Working data START

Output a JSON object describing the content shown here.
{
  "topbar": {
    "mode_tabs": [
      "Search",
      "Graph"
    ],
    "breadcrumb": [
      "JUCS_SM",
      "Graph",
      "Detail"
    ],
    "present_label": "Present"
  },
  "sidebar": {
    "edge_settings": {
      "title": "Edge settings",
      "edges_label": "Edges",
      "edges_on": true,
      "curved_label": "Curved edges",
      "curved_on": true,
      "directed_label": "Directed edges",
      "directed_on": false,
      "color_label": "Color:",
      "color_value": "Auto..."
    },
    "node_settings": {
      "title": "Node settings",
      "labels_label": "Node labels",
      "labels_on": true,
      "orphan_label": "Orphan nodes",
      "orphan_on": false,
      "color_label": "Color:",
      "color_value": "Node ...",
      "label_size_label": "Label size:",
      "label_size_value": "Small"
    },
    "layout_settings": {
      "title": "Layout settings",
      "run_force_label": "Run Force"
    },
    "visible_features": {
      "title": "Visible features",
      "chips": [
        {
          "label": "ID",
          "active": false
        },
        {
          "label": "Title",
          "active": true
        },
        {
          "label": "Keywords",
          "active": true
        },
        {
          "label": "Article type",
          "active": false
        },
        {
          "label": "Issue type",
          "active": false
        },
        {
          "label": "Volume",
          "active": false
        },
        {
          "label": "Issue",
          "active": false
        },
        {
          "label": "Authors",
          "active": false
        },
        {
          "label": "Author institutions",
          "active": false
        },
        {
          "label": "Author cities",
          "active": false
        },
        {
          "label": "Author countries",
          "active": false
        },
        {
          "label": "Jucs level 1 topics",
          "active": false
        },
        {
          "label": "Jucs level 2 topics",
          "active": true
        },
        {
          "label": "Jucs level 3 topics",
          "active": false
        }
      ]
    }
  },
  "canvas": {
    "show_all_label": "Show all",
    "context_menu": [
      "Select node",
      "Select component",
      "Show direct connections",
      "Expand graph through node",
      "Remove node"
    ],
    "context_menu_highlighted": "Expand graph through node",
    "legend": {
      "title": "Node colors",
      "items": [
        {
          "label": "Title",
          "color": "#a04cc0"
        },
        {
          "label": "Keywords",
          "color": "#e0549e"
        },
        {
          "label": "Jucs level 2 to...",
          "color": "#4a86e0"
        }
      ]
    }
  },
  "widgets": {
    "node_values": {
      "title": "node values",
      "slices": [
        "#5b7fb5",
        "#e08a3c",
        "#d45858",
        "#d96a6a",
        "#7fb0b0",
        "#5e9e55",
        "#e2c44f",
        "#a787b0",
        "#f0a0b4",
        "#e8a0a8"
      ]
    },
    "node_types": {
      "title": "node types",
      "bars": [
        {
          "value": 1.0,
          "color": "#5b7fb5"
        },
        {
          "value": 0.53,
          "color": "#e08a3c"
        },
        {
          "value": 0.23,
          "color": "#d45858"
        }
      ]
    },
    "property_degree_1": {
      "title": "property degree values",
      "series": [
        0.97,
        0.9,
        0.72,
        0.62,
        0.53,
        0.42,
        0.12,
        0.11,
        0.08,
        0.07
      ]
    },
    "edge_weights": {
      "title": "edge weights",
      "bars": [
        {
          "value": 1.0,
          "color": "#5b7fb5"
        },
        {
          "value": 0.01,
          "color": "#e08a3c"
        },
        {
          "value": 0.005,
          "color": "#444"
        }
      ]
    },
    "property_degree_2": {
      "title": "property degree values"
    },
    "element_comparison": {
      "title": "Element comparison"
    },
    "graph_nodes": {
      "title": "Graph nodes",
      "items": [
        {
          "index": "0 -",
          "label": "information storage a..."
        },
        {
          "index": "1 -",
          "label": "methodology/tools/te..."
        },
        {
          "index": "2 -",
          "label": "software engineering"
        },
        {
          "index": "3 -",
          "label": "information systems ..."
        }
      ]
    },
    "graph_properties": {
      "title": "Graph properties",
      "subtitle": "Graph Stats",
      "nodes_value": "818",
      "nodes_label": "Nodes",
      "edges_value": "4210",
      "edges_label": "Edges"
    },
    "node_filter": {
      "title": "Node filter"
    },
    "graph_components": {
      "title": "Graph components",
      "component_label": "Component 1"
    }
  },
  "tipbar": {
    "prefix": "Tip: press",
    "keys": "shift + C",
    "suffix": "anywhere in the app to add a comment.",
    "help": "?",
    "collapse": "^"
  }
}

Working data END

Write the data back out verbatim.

Output a JSON object describing the content shown here.
{
  "topbar": {
    "mode_tabs": [
      "Search",
      "Graph"
    ],
    "breadcrumb": [
      "JUCS_SM",
      "Graph",
      "Detail"
    ],
    "present_label": "Present"
  },
  "sidebar": {
    "edge_settings": {
      "title": "Edge settings",
      "edges_label": "Edges",
      "edges_on": true,
      "curved_label": "Curved edges",
      "curved_on": true,
      "directed_label": "Directed edges",
      "directed_on": false,
      "color_label": "Color:",
      "color_value": "Auto..."
    },
    "node_settings": {
      "title": "Node settings",
      "labels_label": "Node labels",
      "labels_on": true,
      "orphan_label": "Orphan nodes",
      "orphan_on": false,
      "color_label": "Color:",
      "color_value": "Node ...",
      "label_size_label": "Label size:",
      "label_size_value": "Small"
    },
    "layout_settings": {
      "title": "Layout settings",
      "run_force_label": "Run Force"
    },
    "visible_features": {
      "title": "Visible features",
      "chips": [
        {
          "label": "ID",
          "active": false
        },
        {
          "label": "Title",
          "active": true
        },
        {
          "label": "Keywords",
          "active": true
        },
        {
          "label": "Article type",
          "active": false
        },
        {
          "label": "Issue type",
          "active": false
        },
        {
          "label": "Volume",
          "active": false
        },
        {
          "label": "Issue",
          "active": false
        },
        {
          "label": "Authors",
          "active": false
        },
        {
          "label": "Author institutions",
          "active": false
        },
        {
          "label": "Author cities",
          "active": false
        },
        {
          "label": "Author countries",
          "active": false
        },
        {
          "label": "Jucs level 1 topics",
          "active": false
        },
        {
          "label": "Jucs level 2 topics",
          "active": true
        },
        {
          "label": "Jucs level 3 topics",
          "active": false
        }
      ]
    }
  },
  "canvas": {
    "show_all_label": "Show all",
    "context_menu": [
      "Select node",
      "Select component",
      "Show direct connections",
      "Expand graph through node",
      "Remove node"
    ],
    "context_menu_highlighted": "Expand graph through node",
    "legend": {
      "title": "Node colors",
      "items": [
        {
          "label": "Title",
          "color": "#a04cc0"
        },
        {
          "label": "Keywords",
          "color": "#e0549e"
        },
        {
          "label": "Jucs level 2 to...",
          "color": "#4a86e0"
        }
      ]
    }
  },
  "widgets": {
    "node_values": {
      "title": "node values",
      "slices": [
        "#5b7fb5",
        "#e08a3c",
        "#d45858",
        "#d96a6a",
        "#7fb0b0",
        "#5e9e55",
        "#e2c44f",
        "#a787b0",
        "#f0a0b4",
        "#e8a0a8"
      ]
    },
    "node_types": {
      "title": "node types",
      "bars": [
        {
          "value": 1.0,
          "color": "#5b7fb5"
        },
        {
          "value": 0.53,
          "color": "#e08a3c"
        },
        {
          "value": 0.23,
          "color": "#d45858"
        }
      ]
    },
    "property_degree_1": {
      "title": "property degree values",
      "series": [
        0.97,
        0.9,
        0.72,
        0.62,
        0.53,
        0.42,
        0.12,
        0.11,
        0.08,
        0.07
      ]
    },
    "edge_weights": {
      "title": "edge weights",
      "bars": [
        {
          "value": 1.0,
          "color": "#5b7fb5"
        },
        {
          "value": 0.01,
          "color": "#e08a3c"
        },
        {
          "value": 0.005,
          "color": "#444"
        }
      ]
    },
    "property_degree_2": {
      "title": "property degree values"
    },
    "element_comparison": {
      "title": "Element comparison"
    },
    "graph_nodes": {
      "title": "Graph nodes",
      "items": [
        {
          "index": "0 -",
          "label": "information storage a..."
        },
        {
          "index": "1 -",
          "label": "methodology/tools/te..."
        },
        {
          "index": "2 -",
          "label": "software engineering"
        },
        {
          "index": "3 -",
          "label": "information systems ..."
        }
      ]
    },
    "graph_properties": {
      "title": "Graph properties",
      "subtitle": "Graph Stats",
      "nodes_value": "818",
      "nodes_label": "Nodes",
      "edges_value": "4210",
      "edges_label": "Edges"
    },
    "node_filter": {
      "title": "Node filter"
    },
    "graph_components": {
      "title": "Graph components",
      "component_label": "Component 1"
    }
  },
  "tipbar": {
    "prefix": "Tip: press",
    "keys": "shift + C",
    "suffix": "anywhere in the app to add a comment.",
    "help": "?",
    "collapse": "^"
  }
}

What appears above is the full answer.